[ASSIGNMENT]
For every line in the material, produce an exact copy.

[THE RECORDS]
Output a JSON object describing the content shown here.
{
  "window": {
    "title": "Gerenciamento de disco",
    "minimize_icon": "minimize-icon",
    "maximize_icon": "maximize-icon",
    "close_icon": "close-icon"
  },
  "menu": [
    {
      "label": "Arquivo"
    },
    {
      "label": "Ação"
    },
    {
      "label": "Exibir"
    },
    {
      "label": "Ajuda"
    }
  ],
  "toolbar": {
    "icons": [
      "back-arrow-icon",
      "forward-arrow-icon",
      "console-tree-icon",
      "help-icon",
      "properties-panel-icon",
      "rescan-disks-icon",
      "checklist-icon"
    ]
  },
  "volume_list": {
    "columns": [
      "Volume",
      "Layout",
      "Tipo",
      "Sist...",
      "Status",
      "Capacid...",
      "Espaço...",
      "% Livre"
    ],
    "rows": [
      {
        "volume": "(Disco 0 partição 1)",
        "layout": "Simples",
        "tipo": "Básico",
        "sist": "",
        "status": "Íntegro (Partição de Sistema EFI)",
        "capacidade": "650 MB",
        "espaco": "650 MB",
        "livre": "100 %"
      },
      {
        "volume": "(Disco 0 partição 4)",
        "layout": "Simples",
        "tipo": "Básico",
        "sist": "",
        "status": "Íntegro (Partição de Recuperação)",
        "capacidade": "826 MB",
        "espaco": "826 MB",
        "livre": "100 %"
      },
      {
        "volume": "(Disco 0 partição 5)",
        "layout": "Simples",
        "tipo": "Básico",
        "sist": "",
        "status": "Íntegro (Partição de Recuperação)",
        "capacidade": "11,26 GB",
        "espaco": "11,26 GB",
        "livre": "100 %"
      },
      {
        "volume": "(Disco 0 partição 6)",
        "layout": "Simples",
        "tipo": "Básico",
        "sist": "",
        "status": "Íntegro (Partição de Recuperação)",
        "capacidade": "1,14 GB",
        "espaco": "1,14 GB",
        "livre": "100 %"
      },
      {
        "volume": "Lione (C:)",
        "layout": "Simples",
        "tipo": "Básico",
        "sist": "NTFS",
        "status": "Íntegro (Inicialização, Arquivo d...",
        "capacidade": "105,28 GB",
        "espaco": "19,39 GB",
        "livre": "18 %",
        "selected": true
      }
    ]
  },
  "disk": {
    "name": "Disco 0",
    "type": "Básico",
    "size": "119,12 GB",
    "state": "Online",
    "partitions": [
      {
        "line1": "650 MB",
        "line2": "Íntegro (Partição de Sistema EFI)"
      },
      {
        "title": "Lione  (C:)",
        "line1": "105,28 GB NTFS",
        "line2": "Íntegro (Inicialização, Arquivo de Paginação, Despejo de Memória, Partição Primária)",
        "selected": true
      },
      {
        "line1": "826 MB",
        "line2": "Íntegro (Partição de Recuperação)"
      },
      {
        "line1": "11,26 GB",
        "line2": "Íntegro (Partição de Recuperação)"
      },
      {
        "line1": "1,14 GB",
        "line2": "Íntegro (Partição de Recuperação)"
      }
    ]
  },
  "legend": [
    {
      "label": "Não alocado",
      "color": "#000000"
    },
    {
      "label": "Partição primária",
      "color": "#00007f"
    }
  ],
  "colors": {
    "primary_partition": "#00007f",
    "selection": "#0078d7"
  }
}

[ANSWER TO THIS TASK]
Output a JSON object describing the content shown here.
{
  "window": {
    "title": "Gerenciamento de disco",
    "minimize_icon": "minimize-icon",
    "maximize_icon": "maximize-icon",
    "close_icon": "close-icon"
  },
  "menu": [
    {
      "label": "Arquivo"
    },
    {
      "label": "Ação"
    },
    {
      "label": "Exibir"
    },
    {
      "label": "Ajuda"
    }
  ],
  "toolbar": {
    "icons": [
      "back-arrow-icon",
      "forward-arrow-icon",
      "console-tree-icon",
      "help-icon",
      "properties-panel-icon",
      "rescan-disks-icon",
      "checklist-icon"
    ]
  },
  "volume_list": {
    "columns": [
      "Volume",
      "Layout",
      "Tipo",
      "Sist...",
      "Status",
      "Capacid...",
      "Espaço...",
      "% Livre"
    ],
    "rows": [
      {
        "volume": "(Disco 0 partição 1)",
        "layout": "Simples",
        "tipo": "Básico",
        "sist": "",
        "status": "Íntegro (Partição de Sistema EFI)",
        "capacidade": "650 MB",
        "espaco": "650 MB",
        "livre": "100 %"
      },
      {
        "volume": "(Disco 0 partição 4)",
        "layout": "Simples",
        "tipo": "Básico",
        "sist": "",
        "status": "Íntegro (Partição de Recuperação)",
        "capacidade": "826 MB",
        "espaco": "826 MB",
        "livre": "100 %"
      },
      {
        "volume": "(Disco 0 partição 5)",
        "layout": "Simples",
        "tipo": "Básico",
        "sist": "",
        "status": "Íntegro (Partição de Recuperação)",
        "capacidade": "11,26 GB",
        "espaco": "11,26 GB",
        "livre": "100 %"
      },
      {
        "volume": "(Disco 0 partição 6)",
        "layout": "Simples",
        "tipo": "Básico",
        "sist": "",
        "status": "Íntegro (Partição de Recuperação)",
        "capacidade": "1,14 GB",
        "espaco": "1,14 GB",
        "livre": "100 %"
      },
      {
        "volume": "Lione (C:)",
        "layout": "Simples",
        "tipo": "Básico",
        "sist": "NTFS",
        "status": "Íntegro (Inicialização, Arquivo d...",
        "capacidade": "105,28 GB",
        "espaco": "19,39 GB",
        "livre": "18 %",
        "selected": true
      }
    ]
  },
  "disk": {
    "name": "Disco 0",
    "type": "Básico",
    "size": "119,12 GB",
    "state": "Online",
    "partitions": [
      {
        "line1": "650 MB",
        "line2": "Íntegro (Partição de Sistema EFI)"
      },
      {
        "title": "Lione  (C:)",
        "line1": "105,28 GB NTFS",
        "line2": "Íntegro (Inicialização, Arquivo de Paginação, Despejo de Memória, Partição Primária)",
        "selected": true
      },
      {
        "line1": "826 MB",
        "line2": "Íntegro (Partição de Recuperação)"
      },
      {
        "line1": "11,26 GB",
        "line2": "Íntegro (Partição de Recuperação)"
      },
      {
        "line1": "1,14 GB",
        "line2": "Íntegro (Partição de Recuperação)"
      }
    ]
  },
  "legend": [
    {
      "label": "Não alocado",
      "color": "#000000"
    },
    {
      "label": "Partição primária",
      "color": "#00007f"
    }
  ],
  "colors": {
    "primary_partition": "#00007f",
    "selection": "#0078d7"
  }
}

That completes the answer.